''Tonight we just bottomed out,'' Phoenix coach Wayne Gretzky said. ''It just was not satisfactory. It was not good. When you have two guys who have played the whole year in San Antonio (Phoenix's American Hockey League affiliate) and they're the best two players in the hockey game ... I'm happy for them but we need the work ethic we had from Shane Doan and the two San Antonio guys from everybody.''
Four players had multi-point games for Carolina, which fired 31 shots over the final two periods. Hurricanes coach Paul Maurice was pleased to see the power play firing on all cylinders.
''Our power play's something we've tried to jump start,'' Maurice said. ''We've had a lot of power plays where we felt we were almost there for a night like this.''
Canucks 7, Blackhawks 3 | Video
Mats Sundin finally broke through, and it's no coincidence his Vancouver teammates followed right along.
Sundin had a goal and two assists, Alexander Edler had a goal and three assists and Ryan Kesler added a pair of tallies as the Canucks scored four times on the power play and cruised to an impressive win against Chicago at General Motors Place. The Blackhawks entered the game with a record of 11-0-0 against Canadian teams this season.
Saturday's win marked the first time the Canucks have recorded back-to-back victories since mid-December. The two wins follow an eight-game losing streak. They now reside in seventh place in the Western Conference -- one point ahead of Minnesota and Edmonton, which face each other on Sunday afternoon.
"We're not out of the woods until we've secured a playoff spot," said Vancouver captain Roberto Luongo, who made 36 saves. "I think that's our goal. There's still a lot of work to be done. We're starting to play well as a team now."
Skating alongside Kesler and Pavol Demitra, Sundin's line combined for eight points. Vancouver scored the first six goals of the game -- Henrik Sedin extended his scoring streak to six games just 53 seconds in -- before the Blackhawks climbed to within 6-3. Kesler, though, iced the victory with his second goal of the night at 13:09 of the third.
"They've generated a lot of goals since they've been together," Luongo said of the Sundin-Kesler-Demitra trio. "They've played well together also in our zone. It's working right now. We're getting production."
Chicago fired 25 shots on goal over the final two periods and finally got on the board when Kris Versteeg scored shorthanded with 1:08 left in the second. Adam Burish and Martin Havlat both scored before the midway point of the third to make things interesting, but the Hawks failed to inch any closer.

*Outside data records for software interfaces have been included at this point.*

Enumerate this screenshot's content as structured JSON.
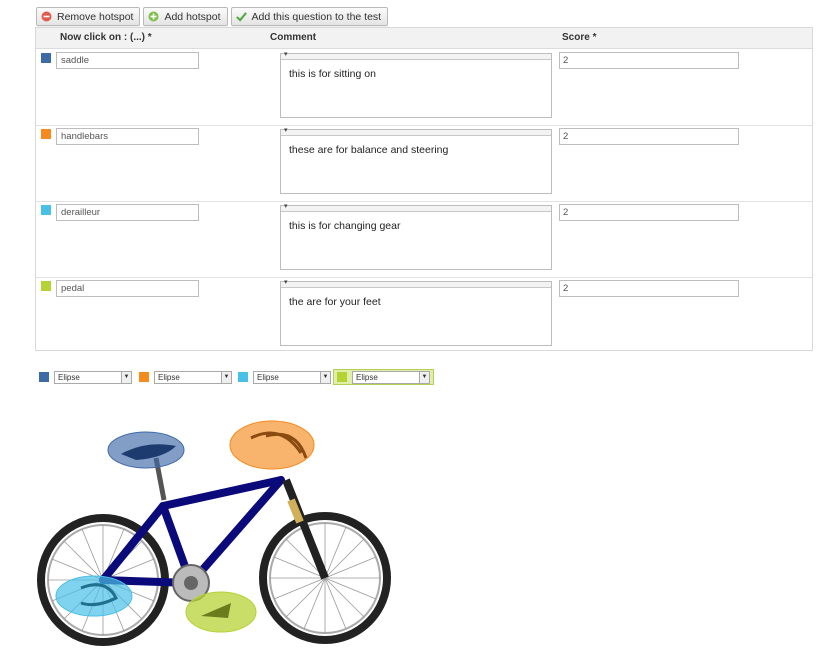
{
  "toolbar": {
    "remove_label": "Remove hotspot",
    "add_label": "Add hotspot",
    "add_question_label": "Add this question to the test"
  },
  "table": {
    "headers": [
      "Now click on : (...) *",
      "Comment",
      "Score *"
    ],
    "rows": [
      {
        "color": "#3f6aa8",
        "answer": "saddle",
        "comment": "this is for sitting on",
        "score": "2"
      },
      {
        "color": "#f58b1f",
        "answer": "handlebars",
        "comment": "these are for balance and steering",
        "score": "2"
      },
      {
        "color": "#48c0e7",
        "answer": "derailleur",
        "comment": "this is for changing gear",
        "score": "2"
      },
      {
        "color": "#b5d335",
        "answer": "pedal",
        "comment": "the are for your feet",
        "score": "2"
      }
    ]
  },
  "shapes": [
    {
      "color": "#3f6aa8",
      "value": "Elipse"
    },
    {
      "color": "#f58b1f",
      "value": "Elipse"
    },
    {
      "color": "#48c0e7",
      "value": "Elipse"
    },
    {
      "color": "#b5d335",
      "value": "Elipse",
      "active": true
    }
  ],
  "icons": {
    "remove": "minus-circle-icon",
    "add": "plus-circle-icon",
    "add_question": "checkmark-icon",
    "dropdown": "dropdown-arrow-icon",
    "image": "bicycle-image"
  }
}
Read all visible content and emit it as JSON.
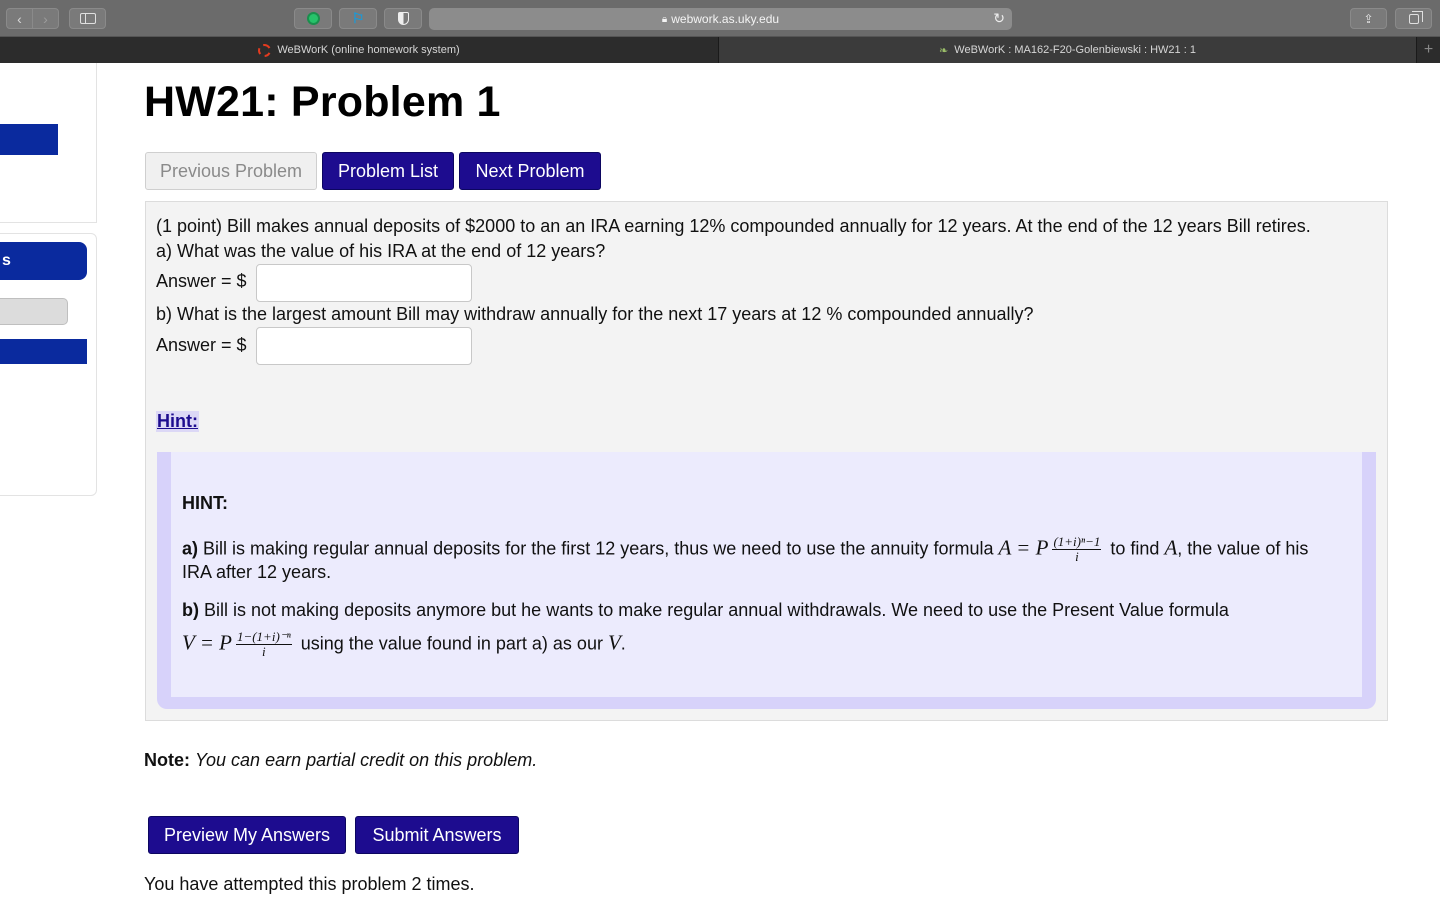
{
  "browser": {
    "url": "webwork.as.uky.edu",
    "tabs": [
      {
        "title": "WeBWorK (online homework system)"
      },
      {
        "title": "WeBWorK : MA162-F20-Golenbiewski : HW21 : 1"
      }
    ],
    "new_tab_label": "+"
  },
  "sidebar": {
    "pill_label": "s"
  },
  "page": {
    "title": "HW21: Problem 1"
  },
  "nav": {
    "previous": "Previous Problem",
    "list": "Problem List",
    "next": "Next Problem"
  },
  "problem": {
    "intro": "(1 point) Bill makes annual deposits of $2000 to an an IRA earning 12% compounded annually for 12 years. At the end of the 12 years Bill retires.",
    "part_a": "a) What was the value of his IRA at the end of 12 years?",
    "answer_label": "Answer = $",
    "answer_a_value": "",
    "part_b": "b) What is the largest amount Bill may withdraw annually for the next 17 years at 12 % compounded annually?",
    "answer_b_value": ""
  },
  "hint": {
    "toggle_label": "Hint:",
    "heading": "HINT:",
    "a_label": "a)",
    "a_text_before": "Bill is making regular annual deposits for the first 12 years, thus we need to use the annuity formula",
    "a_formula_lhs": "A = P",
    "a_frac_num": "(1+i)ⁿ−1",
    "a_frac_den": "i",
    "a_text_mid": "to find",
    "a_var": "A",
    "a_text_after": ", the value of his",
    "a_text_line2": "IRA after 12 years.",
    "b_label": "b)",
    "b_text": "Bill is not making deposits anymore but he wants to make regular annual withdrawals. We need to use the Present Value formula",
    "b_formula_lhs": "V = P",
    "b_frac_num": "1−(1+i)⁻ⁿ",
    "b_frac_den": "i",
    "b_text_after": "using the value found in part a) as our",
    "b_var": "V",
    "b_period": "."
  },
  "note": {
    "label": "Note:",
    "text": "You can earn partial credit on this problem."
  },
  "actions": {
    "preview": "Preview My Answers",
    "submit": "Submit Answers"
  },
  "status": {
    "attempts": "You have attempted this problem 2 times."
  },
  "colors": {
    "primary_button": "#1d0c8f",
    "hint_frame": "#d7d2fa",
    "hint_bg": "#ecebfd",
    "sidebar_blue": "#0a2a9e"
  }
}
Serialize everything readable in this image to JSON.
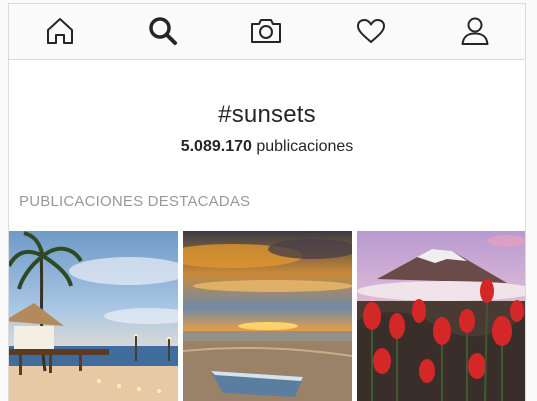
{
  "nav": {
    "items": [
      {
        "icon": "home-icon"
      },
      {
        "icon": "search-icon",
        "active": true
      },
      {
        "icon": "camera-icon"
      },
      {
        "icon": "heart-icon"
      },
      {
        "icon": "profile-icon"
      }
    ]
  },
  "tag": {
    "name": "#sunsets",
    "post_count": "5.089.170",
    "post_count_label": "publicaciones"
  },
  "section": {
    "title": "PUBLICACIONES DESTACADAS"
  },
  "posts": [
    {
      "subject": "tropical beach pier with palms and lanterns"
    },
    {
      "subject": "rowboat on beach under orange sunset sky"
    },
    {
      "subject": "red wildflowers in front of snowy volcano"
    }
  ],
  "colors": {
    "text": "#262626",
    "muted": "#999999",
    "border": "#dbdbdb",
    "nav_bg": "#fafafa"
  }
}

"That's a tough game," Versteeg said. "There were a couple of lucky bounces. I thought we were playing well, actually, in their first period. A couple of unlucky bounces and the puck finds the back of our net a couple of times there, and that got the momentum swung their way.
"I didn't think we played poorly. It was an unfortunate night, but those things are going to happen."
The Canucks know the feeling. Fortunately, they're showing signs of snapping out of it. They'll look to make it three wins in a row on Tuesday night at St. Louis.
"Guys were looser than they've been in a long time," Vancouver forward Alex Burrows said. "We have been so close for so long. We always felt we weren't that far and everyone here has had good intentions. We put it all together and did it against a very good team."
Material from wire services and team broadcast and online media was used in this report.